#### [What is required]
Could you set down every record below exactly as it appears?

─── Dataset content

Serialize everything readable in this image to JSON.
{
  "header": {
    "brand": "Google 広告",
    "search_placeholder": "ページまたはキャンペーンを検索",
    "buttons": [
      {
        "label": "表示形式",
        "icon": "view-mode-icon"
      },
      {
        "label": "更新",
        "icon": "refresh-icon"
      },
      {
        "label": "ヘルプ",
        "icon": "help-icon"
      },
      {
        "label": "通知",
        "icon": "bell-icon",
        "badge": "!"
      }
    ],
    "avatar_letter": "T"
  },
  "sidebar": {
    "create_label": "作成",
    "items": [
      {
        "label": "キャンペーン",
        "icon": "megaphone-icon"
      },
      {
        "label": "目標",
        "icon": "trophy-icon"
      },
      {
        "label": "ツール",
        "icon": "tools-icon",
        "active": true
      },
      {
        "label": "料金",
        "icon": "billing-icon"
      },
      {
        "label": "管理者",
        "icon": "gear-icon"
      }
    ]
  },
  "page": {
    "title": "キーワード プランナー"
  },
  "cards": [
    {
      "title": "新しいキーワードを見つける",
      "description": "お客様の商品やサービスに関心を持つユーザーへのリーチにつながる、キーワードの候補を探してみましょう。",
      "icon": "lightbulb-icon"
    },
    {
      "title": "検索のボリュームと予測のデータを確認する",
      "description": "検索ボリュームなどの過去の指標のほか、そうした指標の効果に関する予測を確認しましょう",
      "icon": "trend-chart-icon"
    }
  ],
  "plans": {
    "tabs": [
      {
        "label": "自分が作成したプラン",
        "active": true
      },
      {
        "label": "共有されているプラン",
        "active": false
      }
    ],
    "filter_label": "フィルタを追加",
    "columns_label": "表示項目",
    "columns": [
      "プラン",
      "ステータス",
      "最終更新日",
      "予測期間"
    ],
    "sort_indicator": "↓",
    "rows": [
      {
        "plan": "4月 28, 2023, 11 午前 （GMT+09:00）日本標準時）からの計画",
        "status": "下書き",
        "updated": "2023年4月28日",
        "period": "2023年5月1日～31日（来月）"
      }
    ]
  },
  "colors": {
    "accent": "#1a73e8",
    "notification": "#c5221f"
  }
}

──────

#### [Solution to the problem]
Serialize everything readable in this image to JSON.
{
  "header": {
    "brand": "Google 広告",
    "search_placeholder": "ページまたはキャンペーンを検索",
    "buttons": [
      {
        "label": "表示形式",
        "icon": "view-mode-icon"
      },
      {
        "label": "更新",
        "icon": "refresh-icon"
      },
      {
        "label": "ヘルプ",
        "icon": "help-icon"
      },
      {
        "label": "通知",
        "icon": "bell-icon",
        "badge": "!"
      }
    ],
    "avatar_letter": "T"
  },
  "sidebar": {
    "create_label": "作成",
    "items": [
      {
        "label": "キャンペーン",
        "icon": "megaphone-icon"
      },
      {
        "label": "目標",
        "icon": "trophy-icon"
      },
      {
        "label": "ツール",
        "icon": "tools-icon",
        "active": true
      },
      {
        "label": "料金",
        "icon": "billing-icon"
      },
      {
        "label": "管理者",
        "icon": "gear-icon"
      }
    ]
  },
  "page": {
    "title": "キーワード プランナー"
  },
  "cards": [
    {
      "title": "新しいキーワードを見つける",
      "description": "お客様の商品やサービスに関心を持つユーザーへのリーチにつながる、キーワードの候補を探してみましょう。",
      "icon": "lightbulb-icon"
    },
    {
      "title": "検索のボリュームと予測のデータを確認する",
      "description": "検索ボリュームなどの過去の指標のほか、そうした指標の効果に関する予測を確認しましょう",
      "icon": "trend-chart-icon"
    }
  ],
  "plans": {
    "tabs": [
      {
        "label": "自分が作成したプラン",
        "active": true
      },
      {
        "label": "共有されているプラン",
        "active": false
      }
    ],
    "filter_label": "フィルタを追加",
    "columns_label": "表示項目",
    "columns": [
      "プラン",
      "ステータス",
      "最終更新日",
      "予測期間"
    ],
    "sort_indicator": "↓",
    "rows": [
      {
        "plan": "4月 28, 2023, 11 午前 （GMT+09:00）日本標準時）からの計画",
        "status": "下書き",
        "updated": "2023年4月28日",
        "period": "2023年5月1日～31日（来月）"
      }
    ]
  },
  "colors": {
    "accent": "#1a73e8",
    "notification": "#c5221f"
  }
}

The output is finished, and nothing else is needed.